"I feel we cannot remain silent any longer," said Linda Gould of Paramus. "The speakers called for action. I really hope it’s not all words, and that something does evolve from this. I don’t know how many more thousands have to be killed or displaced before something is done. It’s a very critical issue. As a Jew you cannot help but compare it to what happened during the Holocaust."
The Jewish Council for Public Affairs, the national umbrella group of all JCRCs, will discuss what step it should take next at a meeting in New York on Tuesday. Kurland will attend the meeting.
"My hope is that mass gathering of people who were there and the diversity of the crowd will have an impact on our elected officials," said Weiner. " It’s a gamble, but we hope that this kind of activism will have some impact. I was very proud to see the Jewish community disproportionately in a positive sense represented."
Although the rally’s lineup of speakers included imams, Darfurians, political heavy-hitters like Rep. Nancy Pelosi (D-Calif., Dist. 8) and Sen. Barack Obama, (D-Ill.), and actor/activist George Clooney, it also included Jewish communal leaders. Ruth Messinger, executive director of the American Jewish World Service in New York, one of the rally’s main sponsors, implored the crowd to take action.
"Keep speaking out, keep organizing, continue your commitment to move toward the world that should be a world without genocide, a world where rape is not a weapon of war, a world where people are not left to starve, a world that makes real the promise: Never again."

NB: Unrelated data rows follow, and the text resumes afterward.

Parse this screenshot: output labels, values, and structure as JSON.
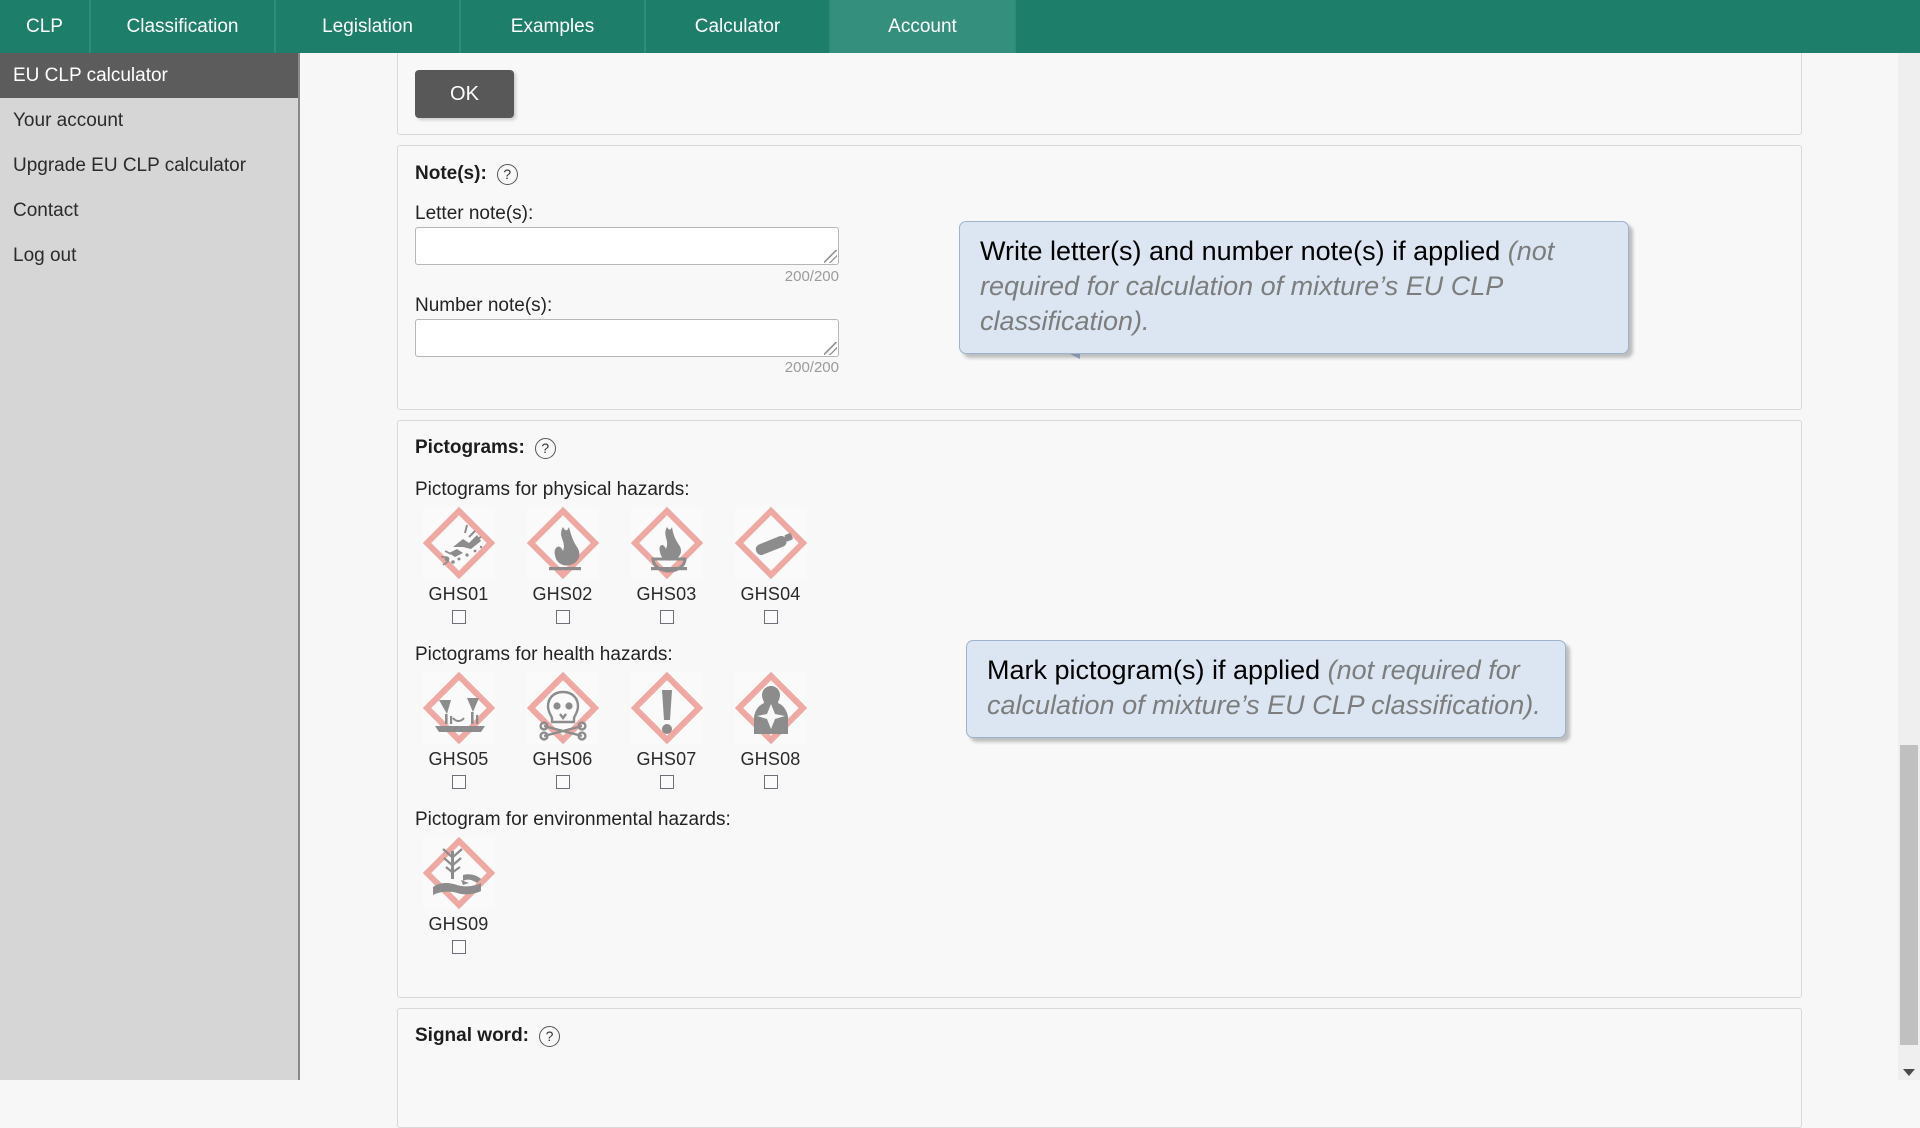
{
  "navbar": {
    "tabs": [
      {
        "label": "CLP",
        "active": false
      },
      {
        "label": "Classification",
        "active": false
      },
      {
        "label": "Legislation",
        "active": false
      },
      {
        "label": "Examples",
        "active": false
      },
      {
        "label": "Calculator",
        "active": false
      },
      {
        "label": "Account",
        "active": true
      }
    ],
    "active_color": "#34907c",
    "background_color": "#1d7e69"
  },
  "sidebar": {
    "items": [
      {
        "label": "EU CLP calculator",
        "active": true
      },
      {
        "label": "Your account",
        "active": false
      },
      {
        "label": "Upgrade EU CLP calculator",
        "active": false
      },
      {
        "label": "Contact",
        "active": false
      },
      {
        "label": "Log out",
        "active": false
      }
    ],
    "active_background": "#5c5c5c",
    "background_color": "#d6d6d6"
  },
  "ok_panel": {
    "button_label": "OK"
  },
  "notes": {
    "title": "Note(s):",
    "help_icon": "question-mark-icon",
    "letter_label": "Letter note(s):",
    "letter_value": "",
    "letter_counter": "200/200",
    "number_label": "Number note(s):",
    "number_value": "",
    "number_counter": "200/200"
  },
  "pictograms": {
    "title": "Pictograms:",
    "help_icon": "question-mark-icon",
    "group_physical_label": "Pictograms for physical hazards:",
    "group_health_label": "Pictograms for health hazards:",
    "group_environment_label": "Pictogram for environmental hazards:",
    "physical": [
      {
        "code": "GHS01",
        "symbol": "exploding-bomb-icon",
        "checked": false
      },
      {
        "code": "GHS02",
        "symbol": "flame-icon",
        "checked": false
      },
      {
        "code": "GHS03",
        "symbol": "flame-over-circle-icon",
        "checked": false
      },
      {
        "code": "GHS04",
        "symbol": "gas-cylinder-icon",
        "checked": false
      }
    ],
    "health": [
      {
        "code": "GHS05",
        "symbol": "corrosion-icon",
        "checked": false
      },
      {
        "code": "GHS06",
        "symbol": "skull-and-crossbones-icon",
        "checked": false
      },
      {
        "code": "GHS07",
        "symbol": "exclamation-mark-icon",
        "checked": false
      },
      {
        "code": "GHS08",
        "symbol": "health-hazard-icon",
        "checked": false
      }
    ],
    "environment": [
      {
        "code": "GHS09",
        "symbol": "environment-icon",
        "checked": false
      }
    ],
    "diamond_color": "#efa9a2",
    "symbol_color": "#8c8c8c"
  },
  "signal_word": {
    "title": "Signal word:",
    "help_icon": "question-mark-icon"
  },
  "callouts": [
    {
      "id": "notes-callout",
      "bold_text": "Write letter(s) and number note(s) if applied ",
      "muted_text": "(not required for calculation of mixture’s EU CLP classification).",
      "background_color": "#dce6f2"
    },
    {
      "id": "pictograms-callout",
      "bold_text": "Mark pictogram(s) if applied ",
      "muted_text": "(not required for calculation of mixture’s EU CLP classification).",
      "background_color": "#dce6f2"
    }
  ],
  "scrollbar": {
    "thumb_color": "#c0c0c0",
    "down_arrow_icon": "chevron-down-icon"
  }
}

Last Friday, before the rally, Messinger and JCPA Executive Director Rabbi Steve Gutow were part of a contingent of politicians and activists who were arrested outside the Sudanese embassy. The scheduled arrest was one of many smaller pre-rally events.
Other notable Jewish speakers included Nobel laureate and Holocaust survivor Eli Wiesel, Foundation for Ethnic Understanding president Rabbi Marc Schneier, and Nesse Godin, a survivor of the Shauliai, Lithuania Ghetto, Stutthof Concentration Camp, four labor camps, and a death march.
The Washington rally wasn’t the only such event on Sunday, though it was by far the largest. Other rallies were staged in Portland and Eugene, Ore.; St. Paul, Minn.; Austin, Texas; Tucson, Ariz.; Boca Raton, Fla.; San Francisco; Seattle; Somerville, N.J.; Toronto; and Boulder, Colo.
In San Francisco, the nation’s second-largest Darfur rally kicked off in the morning with at least ‘,000 people linking hands at a silent vigil on the Golden Gate Bridge. That was followed by an afternoon rally at the Presidio and a concert and fund-raiser at San Fransisco’s Temple Emanu-El. More than 30 Bay area Jewish congregations sent groups to the Presidio rally, representing every Jewish stream as well as several college Hillel chapters and Chabad of Stanford University. Major sponsors included the AJWS, the local JCRC, and the Holocaust Center of Northern California.
In her invocation at that rally, Rabbi Sydney Mintz of Temple Emanu-el said, "Give us the chutzpah to shake up our world" and to ask the Bush administration not just to speak out on Darfur, "but to do something."
Back in Washington, the JCPA’s Gutow put the situation into a biblical perspective.
"There is a pharaoh in Sudan who is crueler than any pharaoh ever mentioned in the Bible," Gutow said. "We are children of God and we want to say to everyone who can hear our cries: Enough is enough."
Sue Fishkoff of JTA contributed to this story.